But Cohan doesn’t exactly learn from that experience. When a big time producer comes to meet with Cohan’s father about a business opportunity, the father tells George to wait in the tub behind them. Then he shuts the curtain ton hide George from sight. The producer sits down with George’s father and makes him an offer. He wants to move the family to Boston to perform with some of the biggest names in the business. The pay will be great and the opportunity will be tremendous. The only catch is that they will be fourth billed, considering the other stars who they will be performing alongside. This is too much for young George to hear. He jumps out of the tub and starts berating the producer for not realizing how great they are. Especially since the Four Cohan’s have him, George, in their act. The producer storms out and George gets bent over the knee and hit by his father.

 

Cohan’s arrogance continues when he is an adult. For a while, he can’t get any work. People know his name and don’t want to deal with him. When he does work, he continues to have a bad attitude of doing whatever he wants. At one point, he tries to impress an actress and tells her to go out on stage at a time she’s not supposed to and sing a song that she’s not on the program to sing. It reminds me of the Phillip Seymour Hoffman character, Sandy, in Along Came Polly. It doesn’t matter if it’s your song or someone else’s, or if it’s your part or someone else’s, with you, the rules don’t apply.  Only the producer of the show sees this and steps in. He puts the actress in her place, and when Cohan jumps in and tells this man that he told her to do it, the producer lets him have it too.

 

That’s when Cohan really stops working. People are just sick of the attitude and arrogance. He takes meeting after meeting, but is met with no success. And then Cohan has an idea. He takes a meeting with a producer at the same time as a rival playwright is meeting with the man, and instead of asking for a job, Cohan tells the producer that he’s got one.
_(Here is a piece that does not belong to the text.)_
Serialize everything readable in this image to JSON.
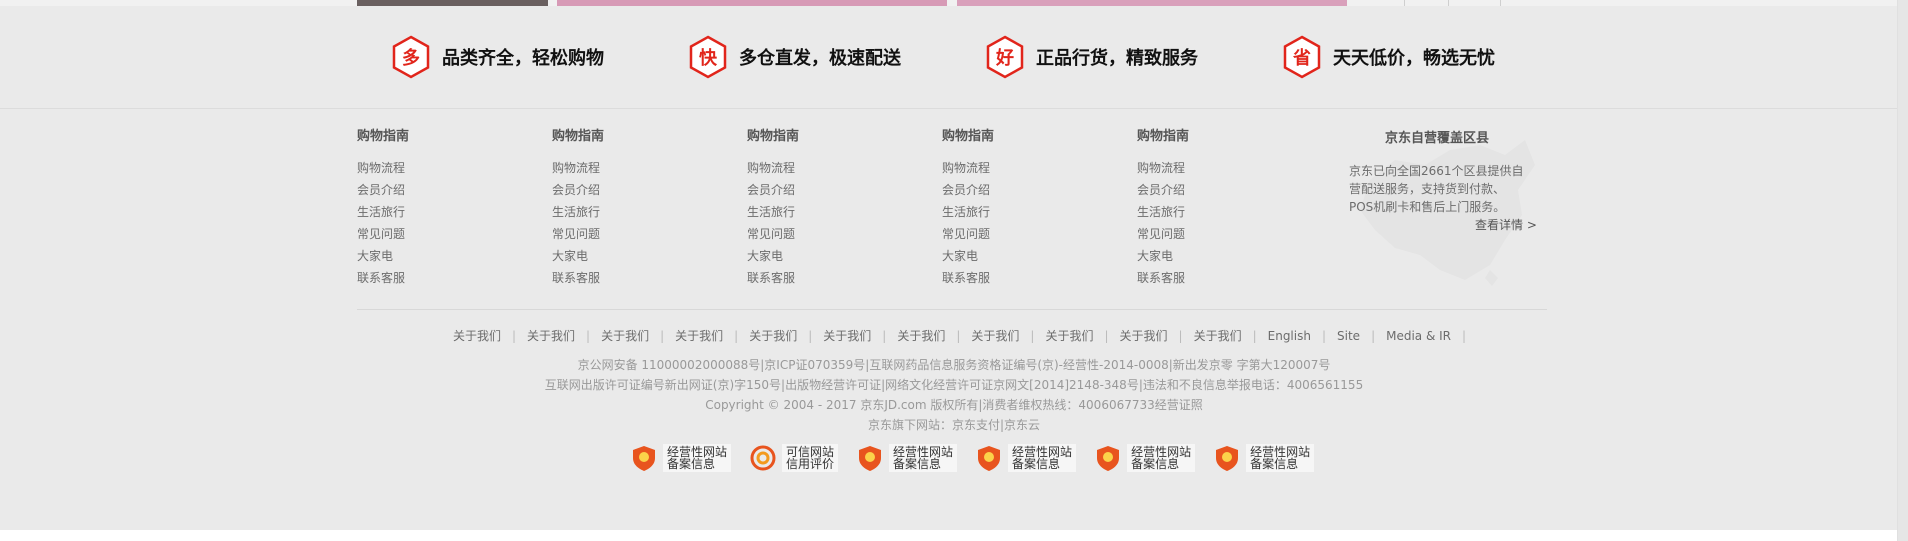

He tells the man, that he and this rival have just been hired by other producers to put on a play. He says that he can’t tell this producer anything about the play, because it is top secret, but thanks for his time, and it was nice meeting him. Talk about reverse psychology. First, he gets the other playwright, who knows that Cohan is full of it, to go along, and not call him out.  Second, but doing this, he eliminates the competition. And lastly, (and most importantly,) he gets this producer interested. The man offers Cohan even more money than the other producers are (supposedly,) paying him, and it works.

 

And just like, Cohan is back on top. He teams with this playwright and they become partners, taking on project after project. But Cohan isn’t passed the idea of selling others out to get ahead. At one point he writes a song for his actress / wife to perform, called “Mary.” But then he courts an actress to be in his show, and in order to reel her in, he offers her the song. Later on, his wife admits that she knew this was his plan all along, and so she didn’t have a problem with it.

 

This sort of humor weaves itself into the movie nicely. The playful romantic banter is a little like Adam’s Rib or something like that. Another scene of this nature involves taking on a role that would involve moving. Cohan’s wife tells him she’s okay with him not taking the role if he doesn’t want to, even though he knows she wants him to take it. So he agrees to take it, for her. Then he calls up the producer and finds out that the producer already knew he was taking it. Cohan’s wife called him, just moments before, to tell him that Cohan would take it, and that she just needed to convince him first. So she knew where Cohan would end up on the situation, all along.

 

But as much fun as these scenes are, the musical numbers are what cut off their flow. The songs themselves are fine, from “Over There,” to “You’re a Grand Old Flag.” They even do numbers like “Give My Regards To Broadway” and or course, “Yankee Doodle Dandy.” And yet, despite the familiarity of the songs, they really just prolong the movie. Maybe this one needed to be a little shorter. There are plenty of fun scenes, but the movie still feels a little too long and too slow, and the musical numbers don’t do it any favors.